Opposition remains suspicious of the deal
Mali's M5 movement — a coalition of political, religious and civil society leaders — says it has lost confidence in ECOWAS to handle the current impasse.
"We do not expect anything more from them," Mohamed Assaley Ag Ibrahim, a member of M5 said. "We will continue to demonstrate peacefully using all legal means to remove Keita and his regime."
The majority of the opposition does not trust Keita to give them meaningful influence in a unity government. According to Melly, if opposition figures are to share responsibility for the difficult compromises needed to advance the peace process, they have to feel they are players in making those decisions.
"The opposition has played a very hard game," Melly said. "They have stuck to their core demand that President Keita must resign because he's discredited and they've refused to compromise on that. What ECOWAS has tried to do is to really present the opposition with a very hard reality that Keita must stay in place."
However, Bram Posthumus believes there are more issues to iron out. "It seems to me that the idea of a power-sharing deal was discussed but not the details, especially ministerial posts or maybe even lucrative directorships of various parastatal bodies," he explained. "And this is where these power-sharing deals usually come unstuck."
The genesis of the current crisis

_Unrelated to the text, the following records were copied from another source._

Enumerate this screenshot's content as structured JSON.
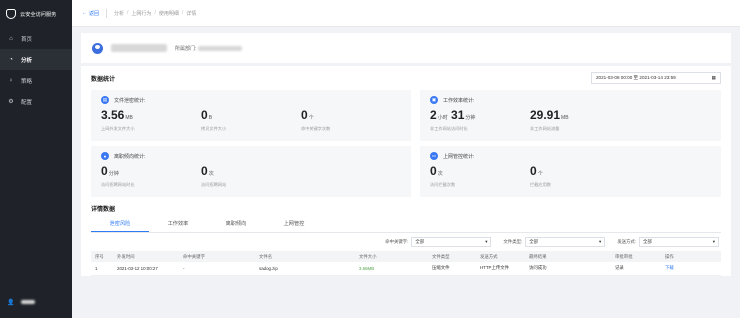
{
  "app": {
    "title": "云安全访问服务"
  },
  "sidebar": {
    "items": [
      {
        "label": "首页",
        "icon": "home-icon"
      },
      {
        "label": "分析",
        "icon": "analytics-icon"
      },
      {
        "label": "策略",
        "icon": "bulb-icon"
      },
      {
        "label": "配置",
        "icon": "gear-icon"
      }
    ],
    "user": {
      "icon": "user-icon"
    }
  },
  "topbar": {
    "back": "返回",
    "breadcrumb": [
      "分析",
      "上网行为",
      "使用明细",
      "详情"
    ]
  },
  "usercard": {
    "dept_label": "所属部门:"
  },
  "stats": {
    "title": "数据统计",
    "date_range": "2021-03-08 00:00 至 2021-03-14 23:59",
    "cards": [
      {
        "title": "文件泄密统计:",
        "icon": "file-icon",
        "metrics": [
          {
            "value": "3.56",
            "unit": "MB",
            "caption": "上网外发文件大小"
          },
          {
            "value": "0",
            "unit": "B",
            "caption": "拷贝文件大小"
          },
          {
            "value": "0",
            "unit": "个",
            "caption": "命中关键字次数"
          }
        ]
      },
      {
        "title": "工作效率统计:",
        "icon": "briefcase-icon",
        "metrics": [
          {
            "value": "2",
            "unit": "小时",
            "value2": "31",
            "unit2": "分钟",
            "caption": "非工作网站访问时长"
          },
          {
            "value": "29.91",
            "unit": "MB",
            "caption": "非工作网站流量"
          }
        ]
      },
      {
        "title": "离职倾向统计:",
        "icon": "person-icon",
        "metrics": [
          {
            "value": "0",
            "unit": "分钟",
            "caption": "访问招聘网站时长"
          },
          {
            "value": "0",
            "unit": "次",
            "caption": "访问招聘网站"
          }
        ]
      },
      {
        "title": "上网管控统计:",
        "icon": "monitor-icon",
        "metrics": [
          {
            "value": "0",
            "unit": "次",
            "caption": "访问拦截次数"
          },
          {
            "value": "0",
            "unit": "个",
            "caption": "拦截应用数"
          }
        ]
      }
    ]
  },
  "details": {
    "title": "详情数据",
    "tabs": [
      "泄密风险",
      "工作效率",
      "离职倾向",
      "上网管控"
    ],
    "filters": [
      {
        "label": "命中关键字:",
        "value": "全部"
      },
      {
        "label": "文件类型:",
        "value": "全部"
      },
      {
        "label": "发送方式:",
        "value": "全部"
      }
    ],
    "columns": [
      "序号",
      "外发时间",
      "命中关键字",
      "文件名",
      "文件大小",
      "文件类型",
      "发送方式",
      "最终结果",
      "审批审批",
      "操作"
    ],
    "rows": [
      [
        "1",
        "2021-03-12 10:00:27",
        "-",
        "sadog.zip",
        "3.56MB",
        "压缩文件",
        "HTTP上传文件",
        "访问成功",
        "记录",
        "下载"
      ]
    ]
  },
  "colors": {
    "accent": "#2f7cf6",
    "sidebar_bg": "#1f2329",
    "success": "#52a34a"
  }
}
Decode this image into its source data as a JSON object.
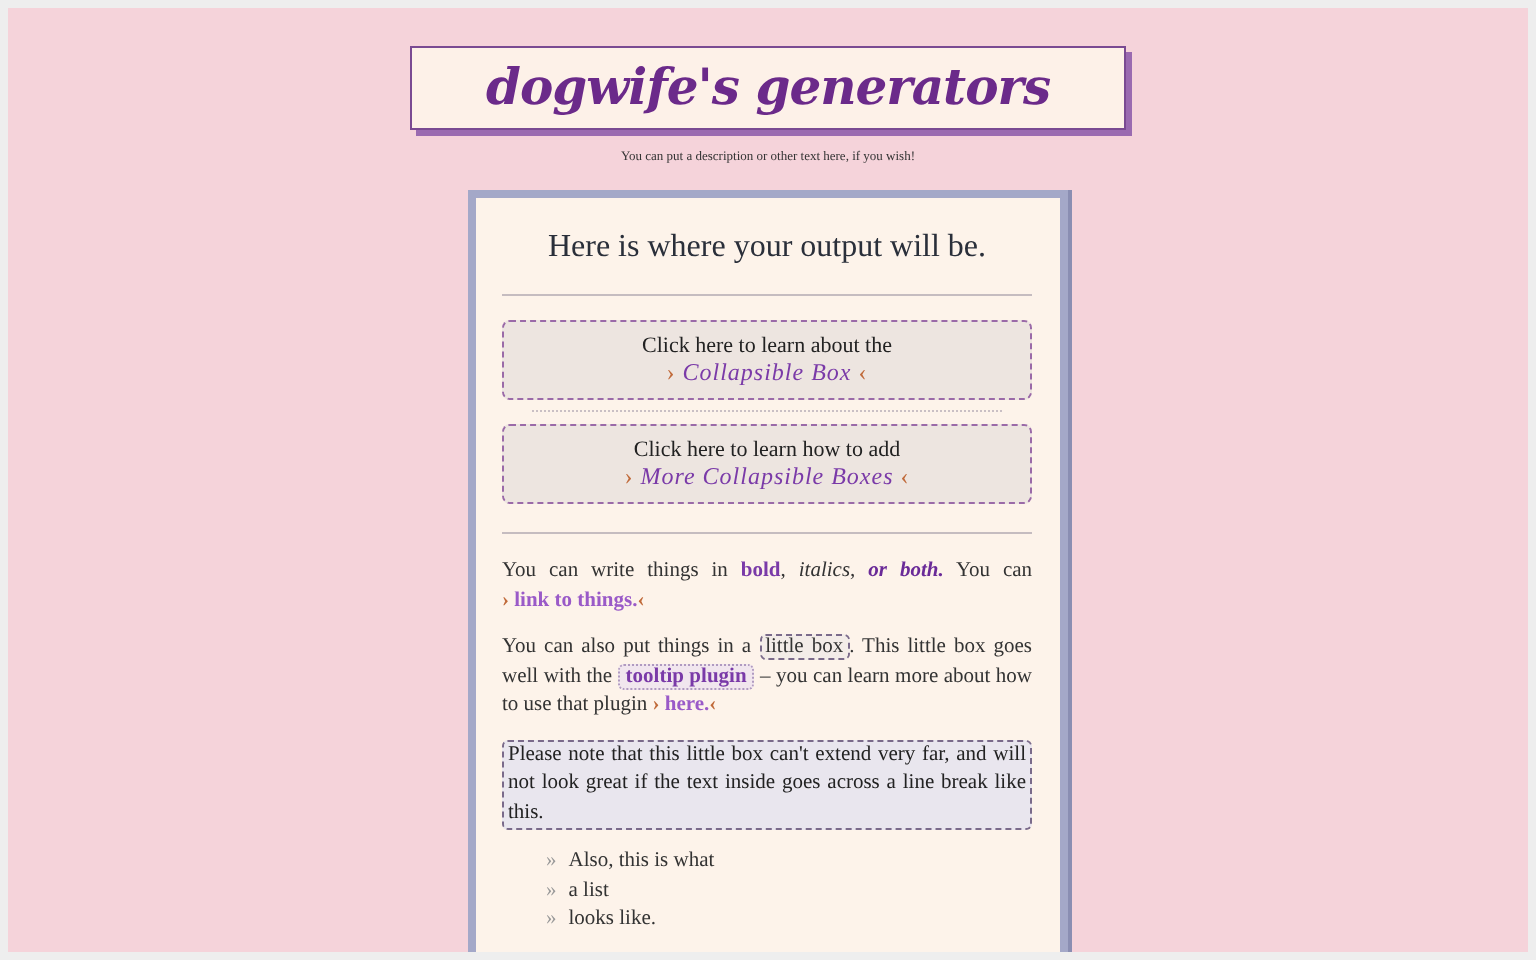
{
  "header": {
    "title": "dogwife's generators",
    "description": "You can put a description or other text here, if you wish!"
  },
  "output": {
    "text": "Here is where your output will be."
  },
  "collapsibles": [
    {
      "text": "Click here to learn about the",
      "link": "Collapsible Box",
      "open_mark": "›",
      "close_mark": "‹",
      "expanded": false
    },
    {
      "text": "Click here to learn how to add",
      "link": "More Collapsible Boxes",
      "open_mark": "›",
      "close_mark": "‹",
      "expanded": false
    }
  ],
  "paragraphs": [
    [
      {
        "kind": "text",
        "text": "You can write things in "
      },
      {
        "kind": "bold",
        "text": "bold"
      },
      {
        "kind": "text",
        "text": ", "
      },
      {
        "kind": "italic",
        "text": "italics"
      },
      {
        "kind": "text",
        "text": ", "
      },
      {
        "kind": "bolditalic",
        "text": "or both."
      },
      {
        "kind": "text",
        "text": " You can "
      },
      {
        "kind": "link",
        "pre": "›",
        "text": "link to things.",
        "post": "‹"
      }
    ],
    [
      {
        "kind": "text",
        "text": "You can also put things in a "
      },
      {
        "kind": "box",
        "text": "little box"
      },
      {
        "kind": "text",
        "text": ". This little box goes well with the "
      },
      {
        "kind": "tooltip",
        "text": "tooltip plugin"
      },
      {
        "kind": "text",
        "text": " – you can learn more about how to use that plugin "
      },
      {
        "kind": "link",
        "pre": "›",
        "text": "here.",
        "post": "‹"
      }
    ],
    [
      {
        "kind": "box",
        "text": "Please note that this little box can't extend very far, and will not look great if the text inside goes across a line break like this."
      }
    ]
  ],
  "list": {
    "marker": "»",
    "items": [
      "Also, this is what",
      "a list",
      "looks like."
    ]
  }
}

Much of the current tension was sparked in April when the constitutional court tossed out 31 results from the parliamentary elections, which led to protests.
The so-called June 5 movement (M5) then emerged, channeling their anger over a range of issues. They staged two mass rallies demanding Keita's resignation in June, before organizing the July 10 rally which turned violent.
Jihadists have retained control of swathes of the country since the 2012 insurgency that began in the north. Thousands of lives have been lost and the conflict has driven hundreds of thousands from their homes. A number of armed groups, including ethnic movements, are still fighting for hegemony and the control of trafficking routes.
"There is a massive security crisis across the Sahel and there is deep instability and intercommunal violence in central Mali," said Melly. "They need to see a government with the political authority to actually tackle those big challenges. And since Keita is, in their view, the legitimate president of Mali, they feel that they have no choice but to lay down the principle that he must be the head of state of the government that tackles those problems."
The conflict has also spread to Burkina Faso and Niger. Foreign powers, including the European Union (EU) and the United Nations (UN), fear that the ongoing turmoil in Mali could undermine their military campaigns against Islamist insurgents across West Africa's Sahel region.
There are currently 13,000 UN peacekeeping forces in Mali. A peace deal with key armed groups was signed in 2015, but its implementation has failed as signatory groups still resort to violence.
Chronology of events since 2010
April 2010: Mali, Algeria, Mauritania and Niger set up a joint command to tackle jihadists
January 2012: Fears of a new Tuareg rebellion following attacks on northern towns
March 2012: Military officers overthrow President Toure over his failure to deal effectively with the Tuareg rebellion
April 2012: Tuareg rebels seize control of northern Mali
April 5, 2012: ECOWAS plans a military intervention against the junta and the Tuareg rebels
April 12, 2012: The military hands over power to a civilian interim government led by President Dioncounda Traore
June 2013: The government signs peace deal with Tuareg nationalist rebels to pave the way for elections
July-August 2013: Ibrahim Boubacar Keita wins presidential elections
May 2015: The government and several militia groups sign a peace accord to end the conflict in the north of Mali
August 2016: Several attacks on foreign forces take place, followed by several terror attacks
Mali government under pressure
Mahamadou Kane in Bamako and Isaac Mugabi contributed to this report.